● **Exercise description**
Return every line from the records below that has the word "search".

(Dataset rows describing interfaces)
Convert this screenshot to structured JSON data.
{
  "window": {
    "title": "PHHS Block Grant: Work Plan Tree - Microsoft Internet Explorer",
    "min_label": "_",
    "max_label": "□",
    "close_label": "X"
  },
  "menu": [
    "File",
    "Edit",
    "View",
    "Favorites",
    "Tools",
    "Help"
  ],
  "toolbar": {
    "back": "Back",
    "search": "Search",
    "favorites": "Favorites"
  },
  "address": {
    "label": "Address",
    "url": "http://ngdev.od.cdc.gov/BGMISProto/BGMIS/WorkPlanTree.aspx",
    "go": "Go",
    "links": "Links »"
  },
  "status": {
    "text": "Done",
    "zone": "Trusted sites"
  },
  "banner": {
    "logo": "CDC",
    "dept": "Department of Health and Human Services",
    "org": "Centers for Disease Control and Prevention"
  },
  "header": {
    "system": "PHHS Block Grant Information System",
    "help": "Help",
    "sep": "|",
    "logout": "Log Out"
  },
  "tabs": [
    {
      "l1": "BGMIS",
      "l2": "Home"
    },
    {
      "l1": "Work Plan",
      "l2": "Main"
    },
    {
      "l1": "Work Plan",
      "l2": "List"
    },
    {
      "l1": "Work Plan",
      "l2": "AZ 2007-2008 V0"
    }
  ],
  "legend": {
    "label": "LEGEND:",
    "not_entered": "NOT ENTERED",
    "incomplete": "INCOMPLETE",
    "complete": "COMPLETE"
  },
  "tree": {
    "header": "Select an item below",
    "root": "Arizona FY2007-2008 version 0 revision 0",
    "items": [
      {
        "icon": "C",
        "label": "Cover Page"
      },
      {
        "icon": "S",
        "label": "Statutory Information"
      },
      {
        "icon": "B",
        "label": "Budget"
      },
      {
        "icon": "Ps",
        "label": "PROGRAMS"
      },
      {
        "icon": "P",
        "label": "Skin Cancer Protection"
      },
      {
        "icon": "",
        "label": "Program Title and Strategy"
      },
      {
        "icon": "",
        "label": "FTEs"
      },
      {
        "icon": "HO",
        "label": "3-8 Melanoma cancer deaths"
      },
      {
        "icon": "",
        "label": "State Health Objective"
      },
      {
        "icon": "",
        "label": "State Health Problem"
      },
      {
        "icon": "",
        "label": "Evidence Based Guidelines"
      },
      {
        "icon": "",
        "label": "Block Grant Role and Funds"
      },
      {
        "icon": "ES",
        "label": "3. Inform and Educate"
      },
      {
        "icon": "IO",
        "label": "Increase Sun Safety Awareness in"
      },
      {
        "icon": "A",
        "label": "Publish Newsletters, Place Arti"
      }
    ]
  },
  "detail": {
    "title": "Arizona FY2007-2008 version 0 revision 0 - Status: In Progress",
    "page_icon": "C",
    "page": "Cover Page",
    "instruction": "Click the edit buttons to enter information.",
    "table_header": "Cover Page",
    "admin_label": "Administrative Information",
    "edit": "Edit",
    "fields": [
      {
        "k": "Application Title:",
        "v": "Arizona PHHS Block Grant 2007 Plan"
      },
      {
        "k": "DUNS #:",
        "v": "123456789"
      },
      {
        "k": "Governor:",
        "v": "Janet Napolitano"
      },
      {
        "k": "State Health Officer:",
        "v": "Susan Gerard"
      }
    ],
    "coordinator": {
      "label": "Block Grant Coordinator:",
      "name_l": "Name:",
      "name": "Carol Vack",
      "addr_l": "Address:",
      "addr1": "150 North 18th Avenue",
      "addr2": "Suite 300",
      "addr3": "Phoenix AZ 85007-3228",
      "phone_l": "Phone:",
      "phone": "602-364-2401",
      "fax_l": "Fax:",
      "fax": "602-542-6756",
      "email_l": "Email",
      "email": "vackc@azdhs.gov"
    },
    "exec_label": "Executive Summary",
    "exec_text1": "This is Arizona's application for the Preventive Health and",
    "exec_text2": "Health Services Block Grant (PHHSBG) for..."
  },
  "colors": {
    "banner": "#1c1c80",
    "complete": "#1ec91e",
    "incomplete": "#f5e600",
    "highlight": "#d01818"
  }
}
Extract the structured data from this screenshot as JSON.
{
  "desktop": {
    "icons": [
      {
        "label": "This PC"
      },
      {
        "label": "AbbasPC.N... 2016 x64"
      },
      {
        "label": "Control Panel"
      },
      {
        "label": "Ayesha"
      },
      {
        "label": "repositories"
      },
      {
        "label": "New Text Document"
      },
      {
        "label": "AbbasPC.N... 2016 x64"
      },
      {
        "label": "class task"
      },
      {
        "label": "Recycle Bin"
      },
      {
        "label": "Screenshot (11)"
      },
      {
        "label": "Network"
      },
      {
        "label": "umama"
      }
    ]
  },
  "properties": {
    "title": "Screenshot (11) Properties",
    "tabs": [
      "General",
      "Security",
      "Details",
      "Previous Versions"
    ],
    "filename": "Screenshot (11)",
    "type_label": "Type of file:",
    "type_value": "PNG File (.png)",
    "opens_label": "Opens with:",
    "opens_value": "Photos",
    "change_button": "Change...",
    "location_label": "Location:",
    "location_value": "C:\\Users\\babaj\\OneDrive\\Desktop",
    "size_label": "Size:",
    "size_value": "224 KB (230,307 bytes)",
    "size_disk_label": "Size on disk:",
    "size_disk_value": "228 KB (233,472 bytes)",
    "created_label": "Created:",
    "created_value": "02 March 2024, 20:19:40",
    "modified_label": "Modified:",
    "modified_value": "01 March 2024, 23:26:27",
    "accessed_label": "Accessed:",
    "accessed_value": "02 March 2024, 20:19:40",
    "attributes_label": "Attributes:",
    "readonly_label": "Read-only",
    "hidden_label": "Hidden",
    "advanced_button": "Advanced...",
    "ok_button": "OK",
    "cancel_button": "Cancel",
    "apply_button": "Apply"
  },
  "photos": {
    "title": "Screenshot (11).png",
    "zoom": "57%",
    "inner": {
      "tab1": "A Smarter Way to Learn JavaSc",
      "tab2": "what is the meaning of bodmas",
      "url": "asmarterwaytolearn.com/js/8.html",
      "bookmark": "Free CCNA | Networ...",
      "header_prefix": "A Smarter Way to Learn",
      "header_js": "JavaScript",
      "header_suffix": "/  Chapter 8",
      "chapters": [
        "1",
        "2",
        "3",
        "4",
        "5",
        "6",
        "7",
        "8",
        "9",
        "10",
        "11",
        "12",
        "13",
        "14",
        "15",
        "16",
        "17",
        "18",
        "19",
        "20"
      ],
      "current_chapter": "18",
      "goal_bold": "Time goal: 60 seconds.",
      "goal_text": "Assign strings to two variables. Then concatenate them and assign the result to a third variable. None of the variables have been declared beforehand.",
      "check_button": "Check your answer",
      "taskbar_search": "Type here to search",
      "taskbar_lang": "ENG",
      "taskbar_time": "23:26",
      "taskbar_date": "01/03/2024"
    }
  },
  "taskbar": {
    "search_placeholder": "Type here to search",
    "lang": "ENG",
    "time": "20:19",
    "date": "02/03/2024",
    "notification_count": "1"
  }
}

● **Result of the exercise**
    "search": "Search",
      "taskbar_search": "Type here to search",
    "search_placeholder": "Type here to search",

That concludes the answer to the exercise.